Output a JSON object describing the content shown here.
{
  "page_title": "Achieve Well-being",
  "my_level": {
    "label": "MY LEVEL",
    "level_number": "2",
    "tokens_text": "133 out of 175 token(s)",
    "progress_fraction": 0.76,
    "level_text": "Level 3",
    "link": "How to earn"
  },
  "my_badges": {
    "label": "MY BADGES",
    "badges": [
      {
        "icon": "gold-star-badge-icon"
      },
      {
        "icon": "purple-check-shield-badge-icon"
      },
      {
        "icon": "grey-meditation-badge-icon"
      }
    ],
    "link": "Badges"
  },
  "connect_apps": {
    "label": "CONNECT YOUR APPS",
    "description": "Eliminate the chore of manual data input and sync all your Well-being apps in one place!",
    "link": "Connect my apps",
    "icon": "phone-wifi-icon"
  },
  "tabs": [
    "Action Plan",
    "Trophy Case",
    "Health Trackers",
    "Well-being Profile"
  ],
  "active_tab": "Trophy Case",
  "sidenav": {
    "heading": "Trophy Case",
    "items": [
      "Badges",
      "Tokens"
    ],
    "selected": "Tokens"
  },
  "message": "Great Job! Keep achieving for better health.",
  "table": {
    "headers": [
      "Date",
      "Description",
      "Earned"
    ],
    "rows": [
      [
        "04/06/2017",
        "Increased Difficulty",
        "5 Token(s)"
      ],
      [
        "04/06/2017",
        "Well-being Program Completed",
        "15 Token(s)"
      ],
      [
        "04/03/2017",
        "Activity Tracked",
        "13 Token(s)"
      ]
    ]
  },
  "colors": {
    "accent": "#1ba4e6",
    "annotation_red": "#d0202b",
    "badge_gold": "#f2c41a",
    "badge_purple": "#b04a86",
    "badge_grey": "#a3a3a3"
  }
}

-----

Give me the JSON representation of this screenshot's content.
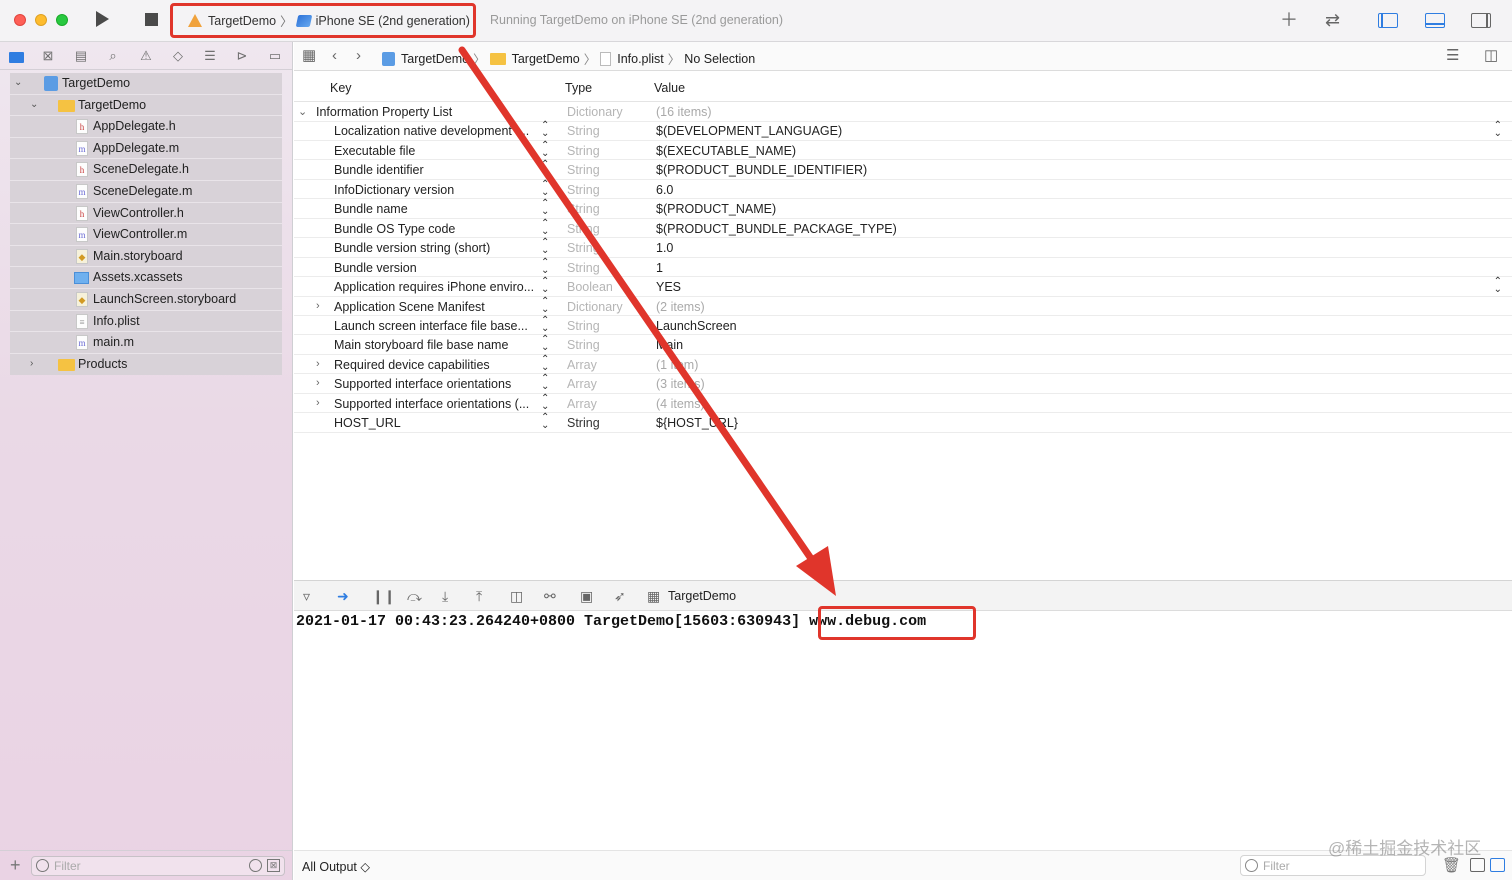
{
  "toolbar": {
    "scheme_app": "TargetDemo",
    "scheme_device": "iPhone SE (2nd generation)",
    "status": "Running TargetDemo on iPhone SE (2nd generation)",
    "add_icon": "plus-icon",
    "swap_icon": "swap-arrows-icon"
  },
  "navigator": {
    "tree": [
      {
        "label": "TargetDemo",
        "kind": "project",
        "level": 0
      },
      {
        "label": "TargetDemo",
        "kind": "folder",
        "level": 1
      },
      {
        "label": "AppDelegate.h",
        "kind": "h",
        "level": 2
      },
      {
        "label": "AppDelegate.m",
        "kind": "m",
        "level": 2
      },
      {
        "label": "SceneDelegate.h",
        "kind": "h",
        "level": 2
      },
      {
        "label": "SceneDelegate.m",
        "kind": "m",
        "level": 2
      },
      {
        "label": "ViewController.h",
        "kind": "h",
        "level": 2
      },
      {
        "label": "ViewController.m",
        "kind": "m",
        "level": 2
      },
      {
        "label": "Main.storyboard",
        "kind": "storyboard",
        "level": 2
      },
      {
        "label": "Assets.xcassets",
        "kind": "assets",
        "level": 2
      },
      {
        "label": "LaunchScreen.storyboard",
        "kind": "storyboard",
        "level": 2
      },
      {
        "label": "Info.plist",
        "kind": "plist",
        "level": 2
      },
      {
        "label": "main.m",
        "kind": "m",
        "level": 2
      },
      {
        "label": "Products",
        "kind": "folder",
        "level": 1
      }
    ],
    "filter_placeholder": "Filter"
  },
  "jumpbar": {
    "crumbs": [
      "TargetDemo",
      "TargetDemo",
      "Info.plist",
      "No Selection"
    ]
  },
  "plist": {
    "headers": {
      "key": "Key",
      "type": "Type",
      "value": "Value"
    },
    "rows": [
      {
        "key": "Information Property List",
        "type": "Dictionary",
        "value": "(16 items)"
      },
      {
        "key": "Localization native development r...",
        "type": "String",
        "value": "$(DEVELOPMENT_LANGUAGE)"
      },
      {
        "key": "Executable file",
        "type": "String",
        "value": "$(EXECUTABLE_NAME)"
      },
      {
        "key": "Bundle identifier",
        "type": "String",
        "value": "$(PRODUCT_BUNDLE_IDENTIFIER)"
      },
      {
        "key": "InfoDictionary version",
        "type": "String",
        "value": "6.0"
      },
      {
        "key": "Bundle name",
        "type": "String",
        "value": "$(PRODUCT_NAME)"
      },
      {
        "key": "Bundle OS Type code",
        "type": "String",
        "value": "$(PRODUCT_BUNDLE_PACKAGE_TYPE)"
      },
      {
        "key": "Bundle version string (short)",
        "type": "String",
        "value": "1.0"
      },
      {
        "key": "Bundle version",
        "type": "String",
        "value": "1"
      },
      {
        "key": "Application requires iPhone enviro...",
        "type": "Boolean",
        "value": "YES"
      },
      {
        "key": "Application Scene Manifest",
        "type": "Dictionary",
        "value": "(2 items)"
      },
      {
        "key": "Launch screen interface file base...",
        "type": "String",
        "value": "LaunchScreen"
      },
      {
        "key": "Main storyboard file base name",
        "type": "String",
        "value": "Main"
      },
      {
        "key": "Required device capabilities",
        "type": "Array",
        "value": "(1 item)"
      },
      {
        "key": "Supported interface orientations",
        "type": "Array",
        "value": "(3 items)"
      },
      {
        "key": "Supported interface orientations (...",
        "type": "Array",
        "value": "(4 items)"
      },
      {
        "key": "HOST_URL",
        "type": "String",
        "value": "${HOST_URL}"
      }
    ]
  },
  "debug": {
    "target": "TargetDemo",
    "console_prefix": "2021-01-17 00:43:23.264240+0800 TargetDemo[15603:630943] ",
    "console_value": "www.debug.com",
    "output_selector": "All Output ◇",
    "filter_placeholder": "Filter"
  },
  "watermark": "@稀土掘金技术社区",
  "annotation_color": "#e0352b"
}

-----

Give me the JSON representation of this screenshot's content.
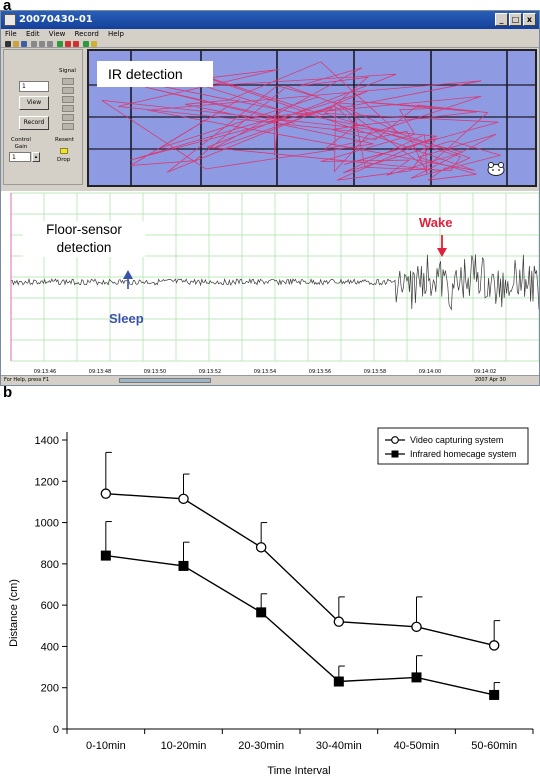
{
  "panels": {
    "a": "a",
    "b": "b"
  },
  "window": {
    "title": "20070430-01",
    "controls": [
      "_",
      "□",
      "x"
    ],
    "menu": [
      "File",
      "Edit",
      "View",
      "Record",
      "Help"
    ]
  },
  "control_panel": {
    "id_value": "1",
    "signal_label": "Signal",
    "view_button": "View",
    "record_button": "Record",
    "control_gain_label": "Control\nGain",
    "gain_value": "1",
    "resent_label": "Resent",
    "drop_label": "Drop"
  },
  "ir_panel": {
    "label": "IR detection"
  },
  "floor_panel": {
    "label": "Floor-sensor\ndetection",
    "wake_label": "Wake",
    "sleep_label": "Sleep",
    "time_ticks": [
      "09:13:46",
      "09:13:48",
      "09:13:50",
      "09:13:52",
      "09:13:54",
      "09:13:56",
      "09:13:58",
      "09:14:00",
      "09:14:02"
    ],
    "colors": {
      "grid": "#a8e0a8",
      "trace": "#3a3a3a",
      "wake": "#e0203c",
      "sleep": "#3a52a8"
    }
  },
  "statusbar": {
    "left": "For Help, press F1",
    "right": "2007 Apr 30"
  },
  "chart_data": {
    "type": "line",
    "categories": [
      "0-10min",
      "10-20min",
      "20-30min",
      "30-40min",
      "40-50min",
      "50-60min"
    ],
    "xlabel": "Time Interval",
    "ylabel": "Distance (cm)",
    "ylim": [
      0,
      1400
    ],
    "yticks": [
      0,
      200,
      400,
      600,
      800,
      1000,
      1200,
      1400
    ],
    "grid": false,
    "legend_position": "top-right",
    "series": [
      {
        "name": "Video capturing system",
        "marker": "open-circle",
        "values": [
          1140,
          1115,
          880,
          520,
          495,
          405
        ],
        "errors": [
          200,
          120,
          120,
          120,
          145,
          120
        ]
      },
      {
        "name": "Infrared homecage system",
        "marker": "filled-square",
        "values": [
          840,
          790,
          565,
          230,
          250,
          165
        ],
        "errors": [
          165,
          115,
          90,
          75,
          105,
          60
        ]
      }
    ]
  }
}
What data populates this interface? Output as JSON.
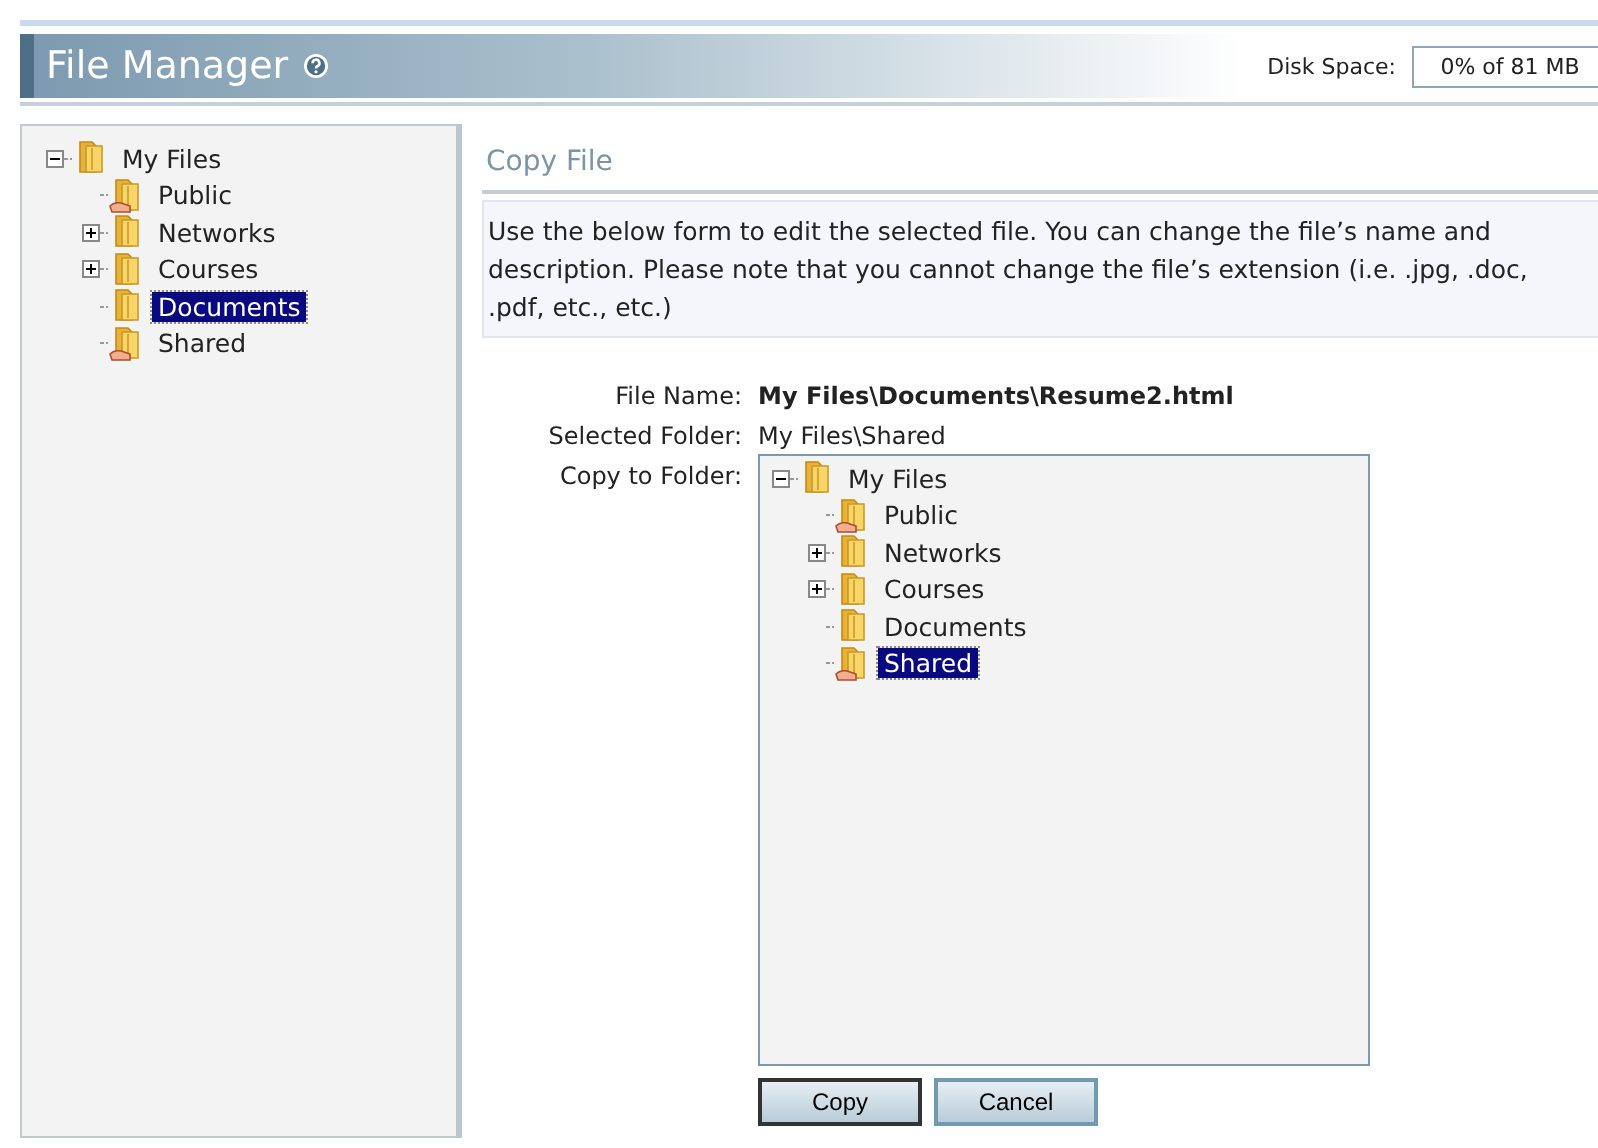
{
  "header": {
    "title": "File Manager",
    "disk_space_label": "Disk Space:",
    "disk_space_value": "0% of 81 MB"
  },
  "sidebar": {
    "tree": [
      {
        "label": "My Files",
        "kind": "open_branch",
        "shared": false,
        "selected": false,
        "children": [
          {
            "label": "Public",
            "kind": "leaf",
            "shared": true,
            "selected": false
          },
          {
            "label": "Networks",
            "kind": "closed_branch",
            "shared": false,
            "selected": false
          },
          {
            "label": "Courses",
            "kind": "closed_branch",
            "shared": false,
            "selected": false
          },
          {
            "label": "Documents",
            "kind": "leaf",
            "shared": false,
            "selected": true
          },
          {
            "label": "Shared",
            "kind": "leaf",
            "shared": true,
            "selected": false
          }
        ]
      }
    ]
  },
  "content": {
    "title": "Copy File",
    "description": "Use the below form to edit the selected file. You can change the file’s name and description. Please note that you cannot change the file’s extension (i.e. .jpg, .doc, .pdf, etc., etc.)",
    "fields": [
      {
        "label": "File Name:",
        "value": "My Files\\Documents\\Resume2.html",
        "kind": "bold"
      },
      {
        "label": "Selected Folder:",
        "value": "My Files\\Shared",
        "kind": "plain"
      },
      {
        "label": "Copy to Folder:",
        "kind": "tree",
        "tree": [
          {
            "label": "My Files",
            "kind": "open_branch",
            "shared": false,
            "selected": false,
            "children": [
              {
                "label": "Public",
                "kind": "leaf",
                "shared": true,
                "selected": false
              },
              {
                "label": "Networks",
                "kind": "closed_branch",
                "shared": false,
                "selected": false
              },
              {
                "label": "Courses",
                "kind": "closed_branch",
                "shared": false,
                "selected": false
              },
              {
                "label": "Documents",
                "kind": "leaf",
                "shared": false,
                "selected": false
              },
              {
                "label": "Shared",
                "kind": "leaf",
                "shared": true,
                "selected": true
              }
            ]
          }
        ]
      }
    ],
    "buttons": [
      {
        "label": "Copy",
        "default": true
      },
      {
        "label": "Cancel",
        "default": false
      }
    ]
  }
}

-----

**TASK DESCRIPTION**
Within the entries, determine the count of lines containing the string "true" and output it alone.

**ANSWER**
7